## Recorded information
-- Opening Marker --

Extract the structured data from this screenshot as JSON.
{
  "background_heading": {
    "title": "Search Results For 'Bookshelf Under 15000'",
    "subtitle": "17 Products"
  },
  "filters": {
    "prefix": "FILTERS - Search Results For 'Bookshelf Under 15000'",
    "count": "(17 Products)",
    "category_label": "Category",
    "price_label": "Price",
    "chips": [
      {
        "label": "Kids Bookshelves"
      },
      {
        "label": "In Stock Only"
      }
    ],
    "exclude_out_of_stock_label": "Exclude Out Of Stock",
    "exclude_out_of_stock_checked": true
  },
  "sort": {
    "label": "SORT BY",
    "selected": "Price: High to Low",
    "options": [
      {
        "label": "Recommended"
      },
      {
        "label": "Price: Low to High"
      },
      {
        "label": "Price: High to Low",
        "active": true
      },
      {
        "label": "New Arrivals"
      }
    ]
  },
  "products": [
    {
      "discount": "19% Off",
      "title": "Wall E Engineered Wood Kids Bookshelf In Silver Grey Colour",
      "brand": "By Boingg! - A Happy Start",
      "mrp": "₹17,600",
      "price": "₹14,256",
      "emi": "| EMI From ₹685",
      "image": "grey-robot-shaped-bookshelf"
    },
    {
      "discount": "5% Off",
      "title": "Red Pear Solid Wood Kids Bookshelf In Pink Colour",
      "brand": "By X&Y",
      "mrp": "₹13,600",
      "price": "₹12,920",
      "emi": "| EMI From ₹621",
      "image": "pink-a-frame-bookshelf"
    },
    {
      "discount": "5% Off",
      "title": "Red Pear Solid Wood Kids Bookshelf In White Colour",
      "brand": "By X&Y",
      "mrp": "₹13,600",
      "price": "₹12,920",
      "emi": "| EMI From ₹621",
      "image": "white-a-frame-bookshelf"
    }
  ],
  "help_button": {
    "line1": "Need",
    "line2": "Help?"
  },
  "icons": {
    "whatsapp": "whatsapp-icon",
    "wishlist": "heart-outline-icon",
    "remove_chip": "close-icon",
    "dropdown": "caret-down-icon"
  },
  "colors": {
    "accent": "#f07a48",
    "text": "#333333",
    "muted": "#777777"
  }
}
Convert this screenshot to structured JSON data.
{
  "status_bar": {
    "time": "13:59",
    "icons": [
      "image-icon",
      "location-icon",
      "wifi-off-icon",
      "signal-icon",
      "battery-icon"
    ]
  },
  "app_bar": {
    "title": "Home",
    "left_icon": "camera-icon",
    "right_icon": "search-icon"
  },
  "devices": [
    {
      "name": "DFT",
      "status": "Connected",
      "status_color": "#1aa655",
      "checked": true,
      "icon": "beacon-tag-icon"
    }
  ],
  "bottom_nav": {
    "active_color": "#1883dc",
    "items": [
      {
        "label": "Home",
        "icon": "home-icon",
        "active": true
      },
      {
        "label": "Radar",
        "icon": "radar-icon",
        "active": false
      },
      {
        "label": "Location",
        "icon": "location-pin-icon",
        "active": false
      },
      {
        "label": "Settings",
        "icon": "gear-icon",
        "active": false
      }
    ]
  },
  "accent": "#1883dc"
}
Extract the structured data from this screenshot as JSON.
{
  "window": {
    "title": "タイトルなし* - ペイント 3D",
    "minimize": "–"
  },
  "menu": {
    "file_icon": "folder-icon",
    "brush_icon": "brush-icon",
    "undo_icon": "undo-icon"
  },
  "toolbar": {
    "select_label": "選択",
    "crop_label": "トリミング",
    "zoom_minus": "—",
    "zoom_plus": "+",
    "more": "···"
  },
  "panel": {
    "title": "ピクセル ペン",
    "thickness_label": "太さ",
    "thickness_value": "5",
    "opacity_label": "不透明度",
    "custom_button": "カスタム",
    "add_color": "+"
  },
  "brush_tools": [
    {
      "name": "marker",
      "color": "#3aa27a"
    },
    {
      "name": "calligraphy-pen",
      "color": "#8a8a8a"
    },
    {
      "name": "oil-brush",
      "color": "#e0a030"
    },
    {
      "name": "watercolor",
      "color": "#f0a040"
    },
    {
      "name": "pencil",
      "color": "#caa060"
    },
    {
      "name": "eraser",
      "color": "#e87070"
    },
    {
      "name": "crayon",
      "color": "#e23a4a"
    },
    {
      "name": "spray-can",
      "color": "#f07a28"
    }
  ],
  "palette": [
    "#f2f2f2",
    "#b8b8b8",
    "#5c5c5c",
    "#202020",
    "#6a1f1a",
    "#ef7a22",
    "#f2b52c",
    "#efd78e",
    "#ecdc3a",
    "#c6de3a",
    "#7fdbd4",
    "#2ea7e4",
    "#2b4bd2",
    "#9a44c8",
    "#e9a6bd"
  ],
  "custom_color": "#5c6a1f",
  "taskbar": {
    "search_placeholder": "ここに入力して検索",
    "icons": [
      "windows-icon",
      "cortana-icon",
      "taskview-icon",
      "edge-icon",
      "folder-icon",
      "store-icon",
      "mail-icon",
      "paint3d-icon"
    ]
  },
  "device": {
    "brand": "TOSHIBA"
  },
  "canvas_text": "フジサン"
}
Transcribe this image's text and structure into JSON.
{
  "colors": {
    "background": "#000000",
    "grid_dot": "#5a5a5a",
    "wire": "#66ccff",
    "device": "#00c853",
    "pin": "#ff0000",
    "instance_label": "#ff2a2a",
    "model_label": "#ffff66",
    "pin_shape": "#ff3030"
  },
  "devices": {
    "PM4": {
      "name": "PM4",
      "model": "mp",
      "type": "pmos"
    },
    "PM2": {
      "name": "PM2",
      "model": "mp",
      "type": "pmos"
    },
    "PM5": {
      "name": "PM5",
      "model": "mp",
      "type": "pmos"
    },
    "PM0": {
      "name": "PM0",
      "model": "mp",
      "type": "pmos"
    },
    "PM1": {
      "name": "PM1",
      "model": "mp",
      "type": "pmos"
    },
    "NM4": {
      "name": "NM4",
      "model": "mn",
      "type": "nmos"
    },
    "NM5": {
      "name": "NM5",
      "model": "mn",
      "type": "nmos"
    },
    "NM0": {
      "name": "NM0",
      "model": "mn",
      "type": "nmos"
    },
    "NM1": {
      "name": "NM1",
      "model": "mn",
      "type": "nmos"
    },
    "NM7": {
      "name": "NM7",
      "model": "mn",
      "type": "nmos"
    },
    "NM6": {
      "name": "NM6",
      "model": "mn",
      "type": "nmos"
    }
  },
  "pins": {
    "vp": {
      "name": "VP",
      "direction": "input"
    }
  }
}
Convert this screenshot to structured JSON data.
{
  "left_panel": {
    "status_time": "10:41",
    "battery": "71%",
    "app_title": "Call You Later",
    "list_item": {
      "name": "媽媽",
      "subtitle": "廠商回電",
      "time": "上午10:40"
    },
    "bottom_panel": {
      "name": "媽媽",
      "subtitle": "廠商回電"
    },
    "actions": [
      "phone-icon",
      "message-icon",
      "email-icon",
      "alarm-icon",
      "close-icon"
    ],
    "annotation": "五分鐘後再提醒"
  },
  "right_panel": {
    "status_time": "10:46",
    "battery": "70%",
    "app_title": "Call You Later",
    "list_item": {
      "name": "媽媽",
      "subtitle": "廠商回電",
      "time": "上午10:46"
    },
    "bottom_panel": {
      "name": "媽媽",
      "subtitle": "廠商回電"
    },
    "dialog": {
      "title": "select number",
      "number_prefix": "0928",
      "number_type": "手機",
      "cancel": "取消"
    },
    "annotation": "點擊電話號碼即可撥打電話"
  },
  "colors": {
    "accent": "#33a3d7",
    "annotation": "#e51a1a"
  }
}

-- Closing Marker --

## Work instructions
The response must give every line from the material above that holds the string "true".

## Exercise output
    "exclude_out_of_stock_checked": true
        "active": true
      "checked": true,
        "active": true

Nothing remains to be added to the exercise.